Deanes (Howard Street). To experience an establishment of renowned chef and restaurateur, Paul Deane, at cheaper prices than Deanes restaurant, there is also Deanes at Queensand Deanes Deli and Vin Cafe, Bedford Street.
James Street South (at this street).
Roscoff [Paul and Jeanne Rankin, the T.V. chefs couple] (Linenhall Street).
Cayenne [Rankins] (Great Victoria Street).This quite low key though very amiable seeming restaurant was chosen just over a year ago in Time Out magazine's top ten to visit in U.K. and Ireland. It is eye-catching on the outside, in this hub for going out in Belfast, though a short walk away from other establishments. In early 2010 Cayenne, with it's gourmet but 'honest' class status, is offering a set 3 course menu for £17.50 and a set 2 course menu for £14.50 between 5pm and 7pm.
Metro Brasserie of The Crescent Townhouse Hotel (Botanic Avenue). A very well renowned French influenced British and Irish restaurant. There is a good sized and attractive additional vegetarian menu on offer here at good prices. While the Á la Carte menu is more expensive than many city restaurants, there is a good priced smaller set menu for 2 persons which includes one 75cl bottle of wine from a selection.
Mal Brasserie at Malmaison Hotel (Victoria Street, near St. George's Church at end of High Street - NOT Great Vic. St.).
Nick's Warehouse (Hill Street, Cathedral Qr.). Highly renowned for wine, from very reasonable prices to more expensive possibilities, as well as for good food in its unpretentious old warehouse setting, with a simple, relaxing bar attached.
Bastille Restaurant (Lisburn Road) is recently opened and is a quite high profile French restaurant. A French restaurant of any profile is highly unusual in Belfast, and indeed throughout much of The U.K. unfortunately (still). So this is really welcome. The restaurant opened to rave reviews from many restaurant critics.
L'Étoile Restaurant (Ormeau Road) is the only other French restaurant in Belfast, and has been here quietly for years. It is popular with those who like a true, simple goodness of French cuisine. It is a small restaurant, reservations are advised at the weekend at least. It is a very simple place with the emphasis on a simple, enjoyable visit for good food. There is the attraction of a small but significant vegetarian menu also.
Ginger Bistro (Hope Street, paces off Great Victoria Street). This cosy and very popular bistro has received critical acclaim for its food from national publications of The U.K. and Eire.
The Great Room Restaurant at The Merchant Hotel. Acclaimed food and surroundings.
The Spice Club Indian Restaurant, Belfast Bar & Grill and Suburbia Bar & bistro at The Ramada Hotel (Shawsbridge, outskirts of Belfast) are well recommended.

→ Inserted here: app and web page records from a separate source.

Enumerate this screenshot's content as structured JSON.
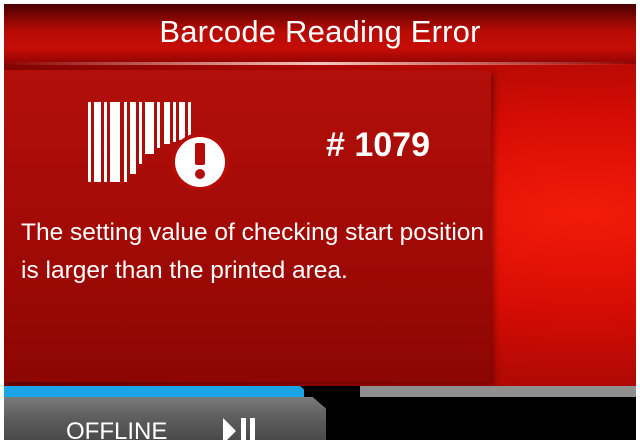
{
  "dialog": {
    "title": "Barcode Reading Error",
    "error_code": "# 1079",
    "message": "The setting value of checking start position is larger than the printed area.",
    "icon": "barcode-error-icon"
  },
  "status_bar": {
    "status_label": "OFFLINE",
    "icon": "play-pause-icon"
  },
  "colors": {
    "error_red": "#c50d06",
    "status_blue": "#1aa6e6",
    "tab_gray": "#5d5d5d"
  }
}
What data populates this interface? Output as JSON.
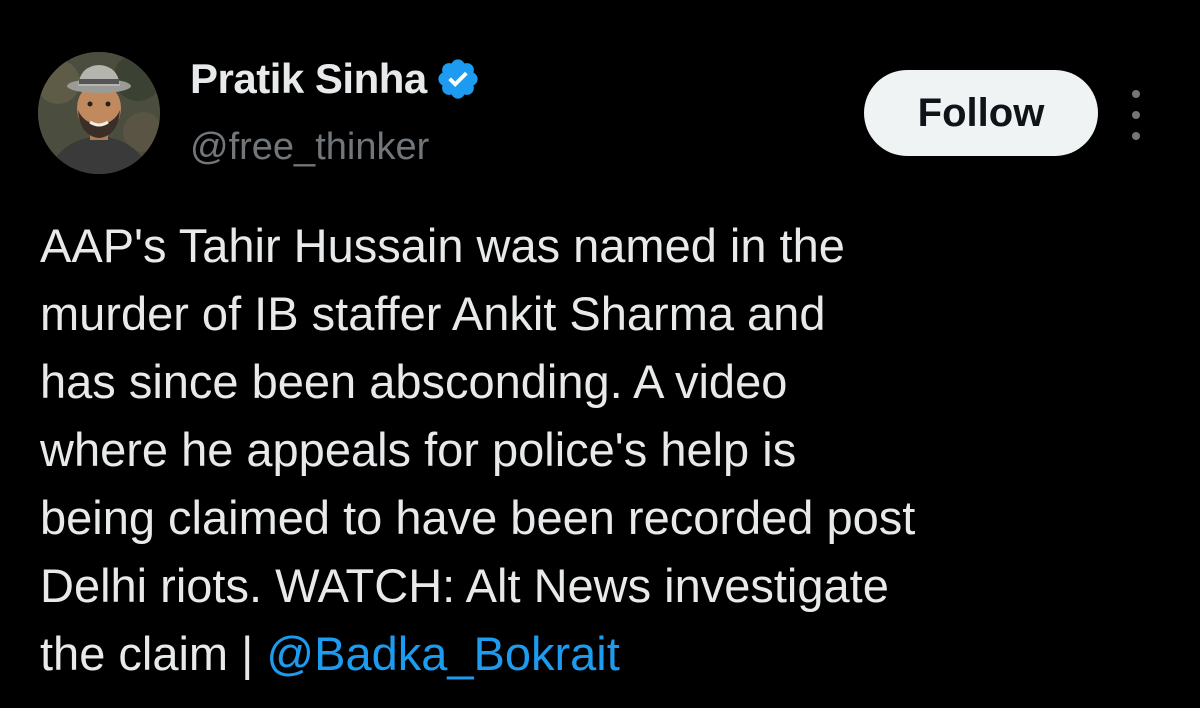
{
  "author": {
    "display_name": "Pratik Sinha",
    "handle": "@free_thinker",
    "verified_icon": "verified-badge-icon",
    "avatar": "profile-photo"
  },
  "actions": {
    "follow_label": "Follow",
    "more_icon": "more-options-icon"
  },
  "tweet": {
    "lines": [
      "AAP's Tahir Hussain was named in the",
      "murder of IB staffer Ankit Sharma and",
      "has since been absconding. A video",
      "where he appeals for police's help is",
      "being claimed to have been recorded post",
      "Delhi riots. WATCH: Alt News investigate",
      "the claim | "
    ],
    "mention": "@Badka_Bokrait"
  },
  "colors": {
    "background": "#000000",
    "text": "#e7e9ea",
    "secondary_text": "#71767b",
    "accent": "#1d9bf0",
    "button_bg": "#eff3f4"
  }
}
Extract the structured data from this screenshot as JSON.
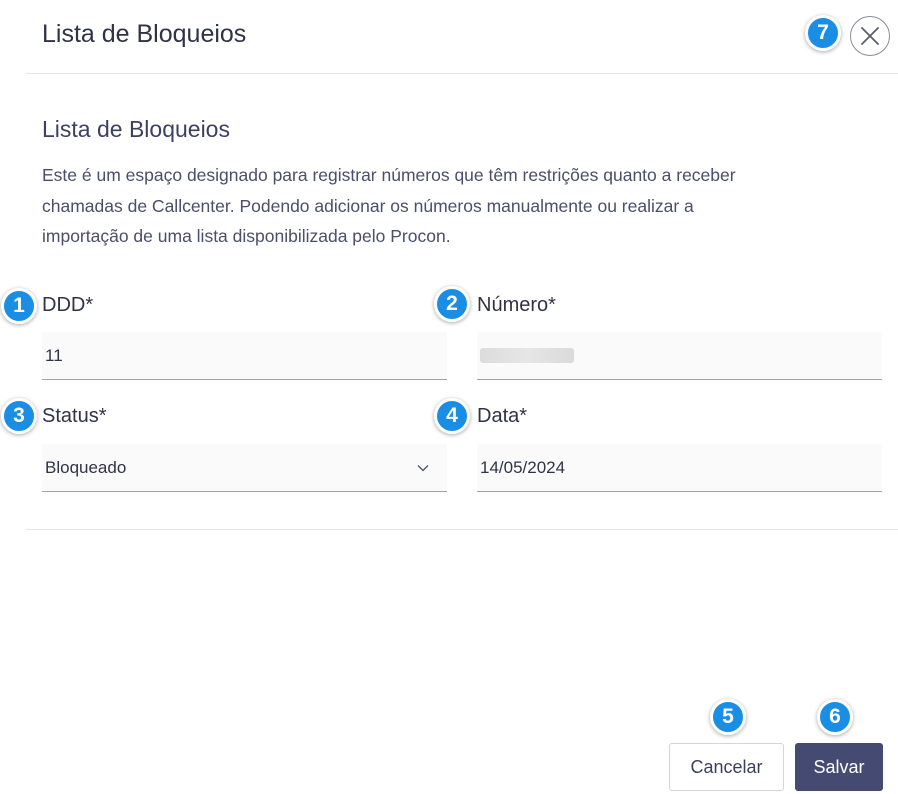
{
  "header": {
    "title": "Lista de Bloqueios",
    "close_icon": "close-icon"
  },
  "section": {
    "title": "Lista de Bloqueios",
    "description_lines": [
      "Este é um espaço designado para registrar números que têm restrições quanto a receber",
      "chamadas de Callcenter. Podendo adicionar os números manualmente ou realizar a",
      "importação de uma lista disponibilizada pelo Procon."
    ]
  },
  "fields": {
    "ddd": {
      "label": "DDD*",
      "value": "11"
    },
    "numero": {
      "label": "Número*",
      "value": ""
    },
    "status": {
      "label": "Status*",
      "value": "Bloqueado",
      "icon": "chevron-down-icon"
    },
    "data": {
      "label": "Data*",
      "value": "14/05/2024"
    }
  },
  "footer": {
    "cancel_label": "Cancelar",
    "save_label": "Salvar"
  },
  "annotations": {
    "badges": [
      "1",
      "2",
      "3",
      "4",
      "5",
      "6",
      "7"
    ],
    "color": "#1a8ee4"
  },
  "colors": {
    "primary_button": "#454a72",
    "text": "#2f3348"
  }
}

Molly's Yard (Botanic Avenue, University end of Golden Mile) is a very well thought of small eating place. A bistro downstairs offers a little less portion wise than the larger and more expensive set menu restaurant upstairs.

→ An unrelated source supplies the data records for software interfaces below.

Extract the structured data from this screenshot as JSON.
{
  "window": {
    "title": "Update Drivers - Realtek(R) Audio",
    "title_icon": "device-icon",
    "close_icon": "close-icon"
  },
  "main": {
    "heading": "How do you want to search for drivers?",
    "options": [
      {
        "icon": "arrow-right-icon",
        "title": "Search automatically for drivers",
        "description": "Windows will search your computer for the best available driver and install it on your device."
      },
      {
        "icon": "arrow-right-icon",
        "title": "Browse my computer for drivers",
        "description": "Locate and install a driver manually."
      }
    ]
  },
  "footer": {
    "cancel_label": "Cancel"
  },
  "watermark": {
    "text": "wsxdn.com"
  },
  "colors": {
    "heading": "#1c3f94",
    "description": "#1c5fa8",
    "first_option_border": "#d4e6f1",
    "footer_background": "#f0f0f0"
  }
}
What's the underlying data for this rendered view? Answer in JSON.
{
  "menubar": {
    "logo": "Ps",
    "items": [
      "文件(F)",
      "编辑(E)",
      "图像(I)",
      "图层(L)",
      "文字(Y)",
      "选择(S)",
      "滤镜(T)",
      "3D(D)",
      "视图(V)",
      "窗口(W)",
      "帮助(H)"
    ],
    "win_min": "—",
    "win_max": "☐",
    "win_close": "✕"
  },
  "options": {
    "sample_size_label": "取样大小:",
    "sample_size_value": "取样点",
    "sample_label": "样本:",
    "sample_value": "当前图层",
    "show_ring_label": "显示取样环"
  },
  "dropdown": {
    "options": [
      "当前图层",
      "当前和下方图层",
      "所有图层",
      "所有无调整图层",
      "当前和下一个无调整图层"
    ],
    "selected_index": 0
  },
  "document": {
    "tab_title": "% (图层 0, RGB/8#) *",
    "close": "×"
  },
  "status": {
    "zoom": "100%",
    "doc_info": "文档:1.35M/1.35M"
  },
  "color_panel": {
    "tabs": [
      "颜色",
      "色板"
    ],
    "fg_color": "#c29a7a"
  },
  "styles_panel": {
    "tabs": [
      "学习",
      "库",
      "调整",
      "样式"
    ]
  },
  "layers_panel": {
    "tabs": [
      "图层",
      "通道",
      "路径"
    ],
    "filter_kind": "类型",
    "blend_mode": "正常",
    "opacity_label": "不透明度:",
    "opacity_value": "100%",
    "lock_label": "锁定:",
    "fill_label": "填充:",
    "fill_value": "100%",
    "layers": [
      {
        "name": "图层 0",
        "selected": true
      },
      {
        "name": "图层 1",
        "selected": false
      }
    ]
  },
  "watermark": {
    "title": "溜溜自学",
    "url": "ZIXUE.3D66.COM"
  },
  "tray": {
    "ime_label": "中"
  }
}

You also might like restaurants at Europa Hotel and The Hilton Hotel.
Lisburn Road vicinity: Legends Pizzeria (towards Queen's end of Lisburn Road), Green's Pizzeria (middle), The Wrap Works Co. (not far from Queen's end), Relish gourmet burger cafe (further side from university), Scarlett's Cafe and Bistro (not far from Queen's end). Also The Abacus Chinese Restaurant, which is at the corner of Malone Road and Eglantine Avenue (Malone Road is parallel to Lisburn Road and 10 minutes or so walk, this restaurant is quite near Queen's).
Golden Mile and around: Maggie May's (Botanic Avenue), Café Renoir has a licensed and an unlicensed part, the latter allowing B.Y.O. (Botanic Avenue), The Dragon Palace Chinese Restaurant is licensed and you can also B.Y.O. (Botanic Avenue), The Sun Kee Chinese Restaurant (Donegall Pass).
Stranmillis: Giraffe (Stranmillis Road).
Ormeau Road: Graffiti, also L'Etoile French Restaurant.
Most of these restaurants charge a corkage fee for wine (and beer where allowed), which is usually reasonable.
Mish Mash- an eclectic mish mash of musical madness every Thursday at Mynt. Just £3/4 entry & many £1.50 drinks. Top name acts alongside local DJs.